▸ **TO DO**:
Every line with "JSON" in it must be copied from the data.

================

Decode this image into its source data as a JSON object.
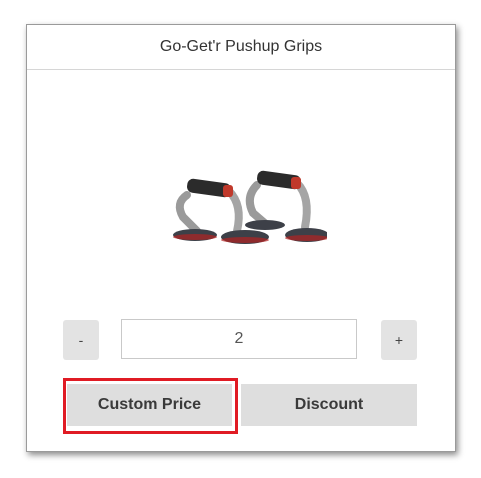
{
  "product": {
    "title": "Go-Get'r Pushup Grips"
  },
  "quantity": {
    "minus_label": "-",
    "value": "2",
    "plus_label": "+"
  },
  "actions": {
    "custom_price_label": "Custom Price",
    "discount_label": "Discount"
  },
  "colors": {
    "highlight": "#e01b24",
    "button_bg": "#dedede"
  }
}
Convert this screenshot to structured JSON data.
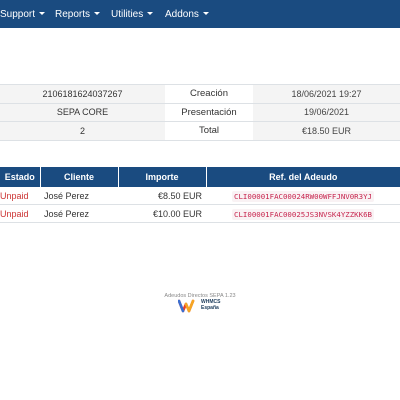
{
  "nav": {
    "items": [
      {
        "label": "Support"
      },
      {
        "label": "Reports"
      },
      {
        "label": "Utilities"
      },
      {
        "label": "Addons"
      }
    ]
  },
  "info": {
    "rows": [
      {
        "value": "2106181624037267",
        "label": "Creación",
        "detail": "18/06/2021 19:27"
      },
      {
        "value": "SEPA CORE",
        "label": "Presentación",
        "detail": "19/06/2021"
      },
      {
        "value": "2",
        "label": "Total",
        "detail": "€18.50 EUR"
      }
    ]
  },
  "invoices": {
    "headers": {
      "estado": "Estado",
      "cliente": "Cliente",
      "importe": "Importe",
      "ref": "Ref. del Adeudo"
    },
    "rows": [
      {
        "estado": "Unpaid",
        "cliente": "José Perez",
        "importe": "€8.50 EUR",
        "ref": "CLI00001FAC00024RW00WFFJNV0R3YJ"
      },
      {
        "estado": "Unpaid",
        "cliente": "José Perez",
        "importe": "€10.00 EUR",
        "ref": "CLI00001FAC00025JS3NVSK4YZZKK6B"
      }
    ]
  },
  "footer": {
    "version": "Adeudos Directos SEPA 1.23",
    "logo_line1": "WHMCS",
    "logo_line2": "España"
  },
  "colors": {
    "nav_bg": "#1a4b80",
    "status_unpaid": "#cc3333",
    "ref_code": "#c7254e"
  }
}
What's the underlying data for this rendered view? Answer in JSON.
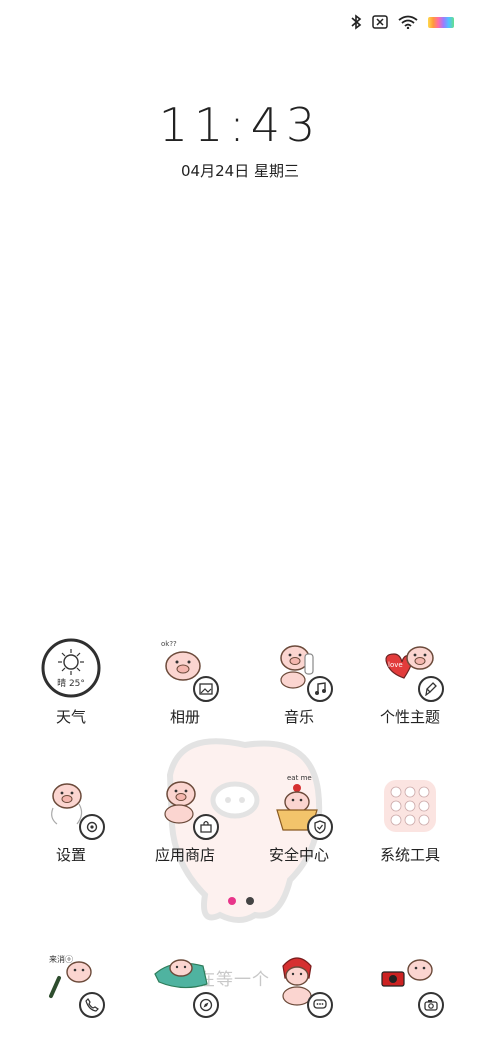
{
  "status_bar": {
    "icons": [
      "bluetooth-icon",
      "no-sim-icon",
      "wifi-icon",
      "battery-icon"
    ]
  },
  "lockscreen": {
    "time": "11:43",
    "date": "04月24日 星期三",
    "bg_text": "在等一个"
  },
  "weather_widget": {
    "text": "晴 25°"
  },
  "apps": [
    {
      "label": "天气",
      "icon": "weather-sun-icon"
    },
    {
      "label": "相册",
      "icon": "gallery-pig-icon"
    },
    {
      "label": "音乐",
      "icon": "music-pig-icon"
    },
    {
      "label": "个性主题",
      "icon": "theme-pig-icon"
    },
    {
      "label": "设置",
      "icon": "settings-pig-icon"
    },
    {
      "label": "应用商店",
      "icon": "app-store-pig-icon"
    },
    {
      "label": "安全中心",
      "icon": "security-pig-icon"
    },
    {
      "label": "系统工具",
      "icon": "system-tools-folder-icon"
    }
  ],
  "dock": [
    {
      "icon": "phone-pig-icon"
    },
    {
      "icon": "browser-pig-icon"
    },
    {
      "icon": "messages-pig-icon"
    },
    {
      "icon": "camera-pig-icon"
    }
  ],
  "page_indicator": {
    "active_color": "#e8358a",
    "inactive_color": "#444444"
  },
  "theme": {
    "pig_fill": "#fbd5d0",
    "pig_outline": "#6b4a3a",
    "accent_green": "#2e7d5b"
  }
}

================

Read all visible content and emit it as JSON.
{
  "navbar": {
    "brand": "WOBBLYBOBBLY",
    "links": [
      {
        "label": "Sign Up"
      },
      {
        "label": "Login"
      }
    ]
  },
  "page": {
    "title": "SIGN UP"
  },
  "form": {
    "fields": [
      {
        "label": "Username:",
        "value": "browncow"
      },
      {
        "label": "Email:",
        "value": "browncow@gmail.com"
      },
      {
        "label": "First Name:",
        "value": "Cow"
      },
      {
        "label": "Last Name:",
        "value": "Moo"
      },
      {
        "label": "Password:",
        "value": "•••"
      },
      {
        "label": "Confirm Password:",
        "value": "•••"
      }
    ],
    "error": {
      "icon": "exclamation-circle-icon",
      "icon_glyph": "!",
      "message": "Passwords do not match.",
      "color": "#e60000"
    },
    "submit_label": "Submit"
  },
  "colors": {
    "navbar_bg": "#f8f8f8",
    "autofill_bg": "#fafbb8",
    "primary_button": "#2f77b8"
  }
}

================

▸ **FINISHED EXERCISE**:
Decode this image into its source data as a JSON object.
Convert this screenshot to structured JSON data.
What's the underlying data for this rendered view? Answer in JSON.
Read all visible content and emit it as JSON.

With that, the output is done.